The river is named after Henry Hudson, an Englishman sailing for the Dutch East India Company, who explored it in 1609. It had previously been observed by Italian explorer Giovanni da Verrazano sailing for King Francis I of France in 1524 as he became the first European known to have entered the Upper Bay, but he mistook it for an estuary. The river was named by Hudson's employers the North River (with the Delaware River called the South River) and formed the spine of the Dutch colony of New Netherland. Settlement of the colony clustered around the Hudson and its strategic importance as the gateway to the American interior led to years of competition between the English and the Dutch over control of the river and colony.

In the Eighteenth Century, the river valley and its inhabitants were the subject and inspiration of Washington Irving, the first internationally acclaimed American author. In the Nineteenth Century the area inspired the Hudson River School of painting, an American pastoral style, as well as the idea of "wilderness" and "conservation."

 

 

 
 

Our first marker and chum as we neared the bridge in fog

 

The river was called Muh-he-kun-ne-tuk, the Great Mohegan, by the Iroquois, or as the Lenape Native Americans called it in Unami, Muhheakantuck.
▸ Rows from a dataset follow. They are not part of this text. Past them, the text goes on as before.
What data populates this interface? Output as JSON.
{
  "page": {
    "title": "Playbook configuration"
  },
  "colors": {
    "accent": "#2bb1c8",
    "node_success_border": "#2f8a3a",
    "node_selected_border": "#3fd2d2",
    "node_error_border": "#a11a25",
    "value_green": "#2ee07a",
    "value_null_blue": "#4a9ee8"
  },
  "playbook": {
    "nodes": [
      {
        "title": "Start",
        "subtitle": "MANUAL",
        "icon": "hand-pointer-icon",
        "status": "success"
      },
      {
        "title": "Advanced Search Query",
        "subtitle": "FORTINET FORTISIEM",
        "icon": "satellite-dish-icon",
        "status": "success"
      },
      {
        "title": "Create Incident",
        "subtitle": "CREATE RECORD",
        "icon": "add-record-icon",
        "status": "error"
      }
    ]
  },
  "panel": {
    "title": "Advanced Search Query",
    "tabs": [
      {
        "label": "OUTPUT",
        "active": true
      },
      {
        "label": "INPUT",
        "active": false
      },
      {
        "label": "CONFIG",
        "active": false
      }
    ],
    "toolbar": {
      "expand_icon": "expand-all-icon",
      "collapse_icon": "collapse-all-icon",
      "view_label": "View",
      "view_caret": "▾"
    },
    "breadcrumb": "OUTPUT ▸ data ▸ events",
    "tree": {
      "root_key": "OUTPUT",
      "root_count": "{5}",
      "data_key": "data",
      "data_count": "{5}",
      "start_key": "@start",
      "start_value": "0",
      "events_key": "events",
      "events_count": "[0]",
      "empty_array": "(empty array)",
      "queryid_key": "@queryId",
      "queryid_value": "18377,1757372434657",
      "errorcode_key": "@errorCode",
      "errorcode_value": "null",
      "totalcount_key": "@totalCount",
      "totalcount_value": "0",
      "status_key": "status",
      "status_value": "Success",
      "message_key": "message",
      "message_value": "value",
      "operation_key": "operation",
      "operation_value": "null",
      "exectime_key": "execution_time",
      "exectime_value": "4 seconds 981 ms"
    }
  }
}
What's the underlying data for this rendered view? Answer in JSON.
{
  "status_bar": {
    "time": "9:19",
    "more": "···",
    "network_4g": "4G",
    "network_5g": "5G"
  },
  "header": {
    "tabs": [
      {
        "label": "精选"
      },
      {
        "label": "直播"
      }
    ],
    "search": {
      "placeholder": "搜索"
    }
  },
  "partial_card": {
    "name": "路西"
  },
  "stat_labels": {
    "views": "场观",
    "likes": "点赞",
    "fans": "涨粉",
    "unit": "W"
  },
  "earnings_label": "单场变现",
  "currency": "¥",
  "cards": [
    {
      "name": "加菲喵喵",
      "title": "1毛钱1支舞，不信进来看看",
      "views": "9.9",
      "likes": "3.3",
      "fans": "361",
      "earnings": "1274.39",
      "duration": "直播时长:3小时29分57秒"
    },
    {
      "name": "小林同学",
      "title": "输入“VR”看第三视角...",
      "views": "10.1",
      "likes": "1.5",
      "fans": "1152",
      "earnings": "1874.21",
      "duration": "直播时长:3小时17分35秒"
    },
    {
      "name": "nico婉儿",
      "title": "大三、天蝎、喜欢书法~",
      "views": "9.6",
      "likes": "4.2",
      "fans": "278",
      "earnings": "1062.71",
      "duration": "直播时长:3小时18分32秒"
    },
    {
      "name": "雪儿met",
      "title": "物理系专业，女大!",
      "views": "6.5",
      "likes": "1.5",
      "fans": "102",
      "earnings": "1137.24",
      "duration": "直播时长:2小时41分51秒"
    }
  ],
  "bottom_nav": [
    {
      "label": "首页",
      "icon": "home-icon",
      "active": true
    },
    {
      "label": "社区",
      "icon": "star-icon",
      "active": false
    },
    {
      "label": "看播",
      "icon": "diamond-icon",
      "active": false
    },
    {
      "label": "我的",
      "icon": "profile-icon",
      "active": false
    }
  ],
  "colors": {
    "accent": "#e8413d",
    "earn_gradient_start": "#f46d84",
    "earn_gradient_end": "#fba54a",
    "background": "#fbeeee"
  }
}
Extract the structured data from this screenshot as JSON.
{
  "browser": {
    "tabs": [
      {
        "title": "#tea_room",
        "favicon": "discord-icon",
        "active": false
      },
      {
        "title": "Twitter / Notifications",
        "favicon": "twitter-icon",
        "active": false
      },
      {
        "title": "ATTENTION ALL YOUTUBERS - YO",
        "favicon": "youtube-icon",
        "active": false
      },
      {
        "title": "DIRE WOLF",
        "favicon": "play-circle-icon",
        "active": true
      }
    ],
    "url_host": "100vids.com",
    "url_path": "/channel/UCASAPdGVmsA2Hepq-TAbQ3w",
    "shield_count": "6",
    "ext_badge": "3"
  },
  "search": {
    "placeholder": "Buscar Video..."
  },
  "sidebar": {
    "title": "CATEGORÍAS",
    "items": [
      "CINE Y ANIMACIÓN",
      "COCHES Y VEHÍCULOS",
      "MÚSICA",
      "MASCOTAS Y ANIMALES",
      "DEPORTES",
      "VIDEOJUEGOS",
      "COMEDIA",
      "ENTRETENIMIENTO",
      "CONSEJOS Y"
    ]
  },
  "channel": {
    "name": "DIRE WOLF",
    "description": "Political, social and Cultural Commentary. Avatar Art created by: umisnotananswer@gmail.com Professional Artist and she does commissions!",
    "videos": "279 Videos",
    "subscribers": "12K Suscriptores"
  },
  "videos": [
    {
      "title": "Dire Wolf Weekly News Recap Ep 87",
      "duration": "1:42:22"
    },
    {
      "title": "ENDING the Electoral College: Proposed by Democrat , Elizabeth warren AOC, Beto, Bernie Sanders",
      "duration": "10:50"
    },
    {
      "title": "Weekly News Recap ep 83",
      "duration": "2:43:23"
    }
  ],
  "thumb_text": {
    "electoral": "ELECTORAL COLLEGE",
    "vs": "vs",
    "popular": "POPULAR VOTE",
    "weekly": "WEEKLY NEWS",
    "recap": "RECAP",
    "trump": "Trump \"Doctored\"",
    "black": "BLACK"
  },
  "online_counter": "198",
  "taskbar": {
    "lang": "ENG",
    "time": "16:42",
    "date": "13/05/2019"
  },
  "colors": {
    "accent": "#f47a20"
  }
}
The Hudson was named the "North River" by the Dutch, who called the Delaware River the "South River." The name "North River" was used in the New York City area up until the early 1900s, with limited use continuing into the modern day. The term persists in radio communication among commercial shipping traffic, especially below Tappan Zee. It was the English who originated the use of the name "Hudson" - because Hudson had found the river while exploring for the Dutch East Indies Company.

 

 

 
 
 

 

 

 

 

Some of the girls - anchored and moving we waved to; and some markers - big ones - must be Merica

 

  

 

 

 

The skyline, completed for us as we first saw the Statue of Liberty. Tourists hard at it in the Beast, the mix of industrial, homes and businesses

 

 

 

Bear did not fancy being a crane driver on this particular project

 

 

 

 

 

 

Notable landmarks on the Hudson: West Point, Home of Franklin D. Roosevelt National Historic Site, Bard College, the Culinary Institute of America, Marist College, the Thayer Hotel at West Point, Bannerman's Castle, Metro-North Railroad's Hudson Line (formerly part of the New York Central Railroad system), the Tappan Zee, the New Jersey Palisades, Hudson River Islands State Park, Hudson Highlands State Park,Walkway over the Hudson, Sing Sing Correctional Facility, New York Military Academy, Fort Tryon Park with The Cloisters, Liberty State Park, and Stevens Institute of Technology. Cities and towns on the New Jersey side include Tenafly, Fort Lee, Edgewater, West New York, Weehawken, Hoboken, and Jersey City. Cities in New York State include Troy, Albany, Kingston, Poughkeepsie, Glens Falls, Yonkers, Newburgh Beacon and New York City.

 

 

 

The Cunard Line was of course going to welcome the Titanic. Many of their remaining piers are now undercover car parks

 

The natural beauty of the Hudson Valley earned the Hudson River the nickname "America's Rhine", being compared to that of the famous forty mile stretch of Germany's Rhine River valley between the cities of Bingen and Koblenz. A similar thirty mile stretch on the east bank of the Hudson has been designated the Hudson River Historic District, a National Historic Landmark. The Hudson was designated as one of the American Heritage Rivers in 1997.

 

 

 
 
What struck us most was the mix of old / new, modern  /  renovated, the variety of heights, the sheer size of the river and all things New York, New York. We look forward to exploring The Big Apple, The Big Onion and definitely The City That Doesn't Sleep. 
 
 

 

 

 

ALL IN ALL WHAT A SKYLINE AND SO BUSY

                      MORE SPECTACULAR THAN I IMAGINED